One aspect that doesn’t disappoint however, is the unabashed chemistry between Kumail and Zoe Kazan, as well as the all-around performances that kept this movie from the waters that were slowly sinking it. Kazan in particular is starting to get more female leads in her resume, and it’s totally deserving. As Emily, we see a down-to-Earth young adult who lives fast, but knows when to turn on the sweetness to her character. We fall in love with her the same way Kumail does, and her presence on the film is definitely noticeable during her absence. It’s crazy to think that Nanjiani has now done over twenty feature length films in his young career, but this is clearly his best performance because he lived through these events that shaped him. It’s rare that we get the real life figure playing his character in the movie, but Kumail proves that there was no choice better, with a dry stick and stone-faced reactions that will bring a hearty chuckle to your responses each time he’s on. Ray Romano and Holly Hunter are also a delight, and speak volumes to the actuality of a married couple that have been together for far too long. Hunter is a firecracker, exuding a tough presence outside, while crumbling inside at the world that is coming down around her. Romano kind of plays to the “Good cop” here, opening up to Kumail a lot warmer than his female counterpart. Together, the two feel authentic based on their speech patterns and arguments about something so little that turns into a mountain.
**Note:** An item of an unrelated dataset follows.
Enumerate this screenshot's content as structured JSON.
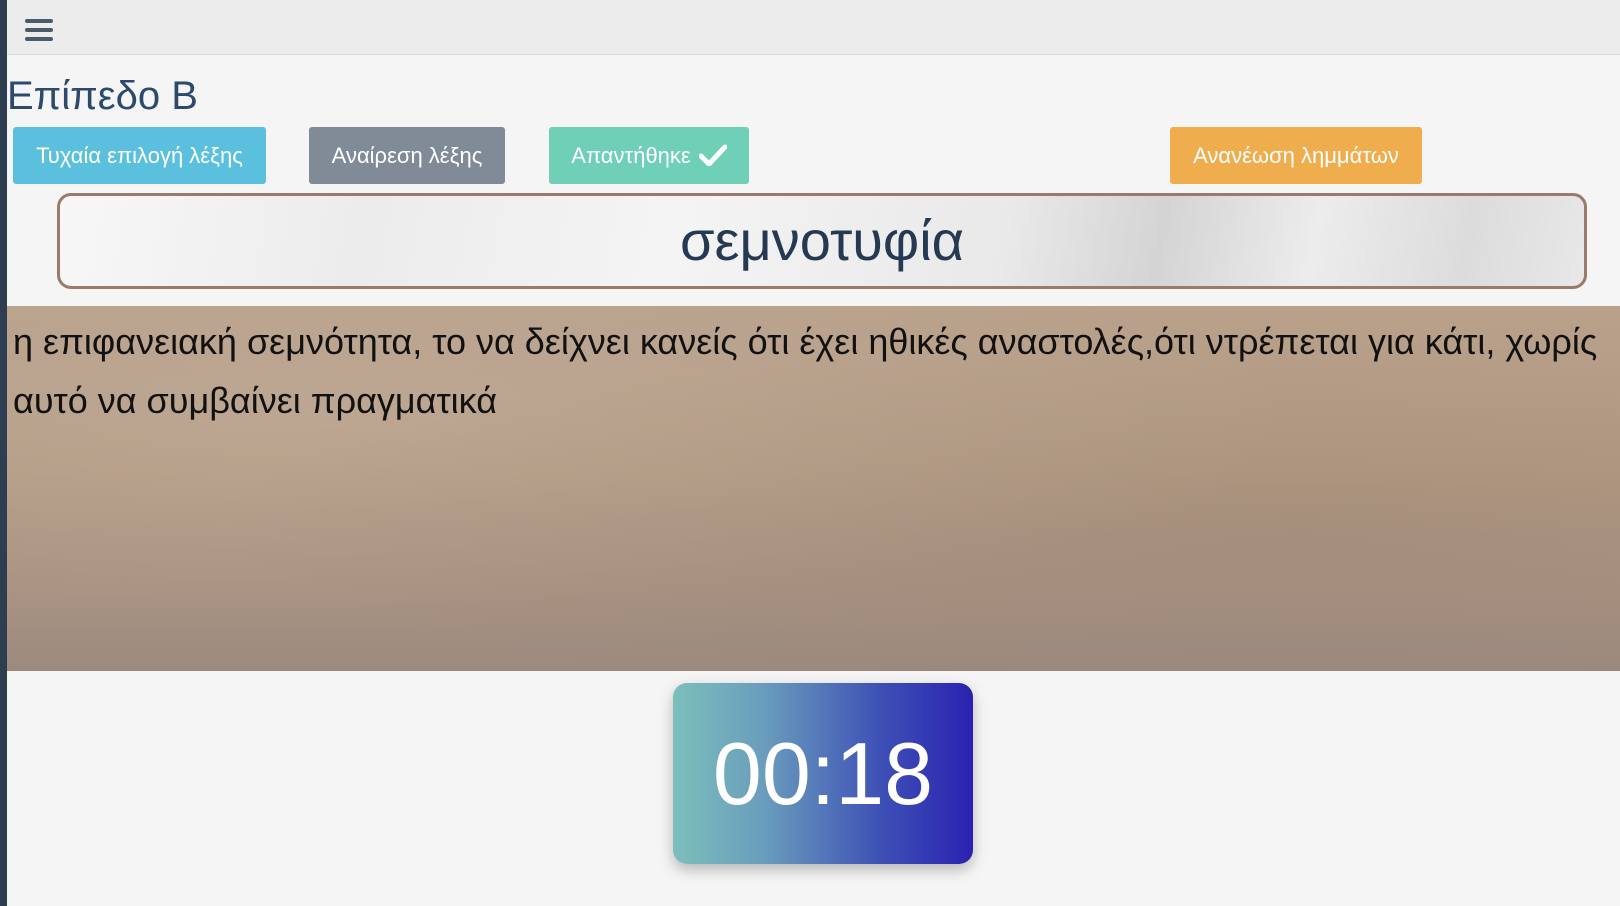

THE VERDICT – “The Big Sick” wasn’t quite the cinematic explosion for me that critics were raving about, but there is enough laughs and romantic delight from Nanjiani and Kazan during the first half to recommend it during a quiet evening in. Had the second half not fallen so flat in personality and trimmed about fifteen minutes off of its final runtime, then Showalter’s film about appreciating the pleasantries that we have when they’re available to us might have been the perfect project to combat those shallow romantic genre offerings that lay it on too thick. Even still, this true story has enough turns to keep its gears constantly grinding through the thick of stand-up distractions.

6/10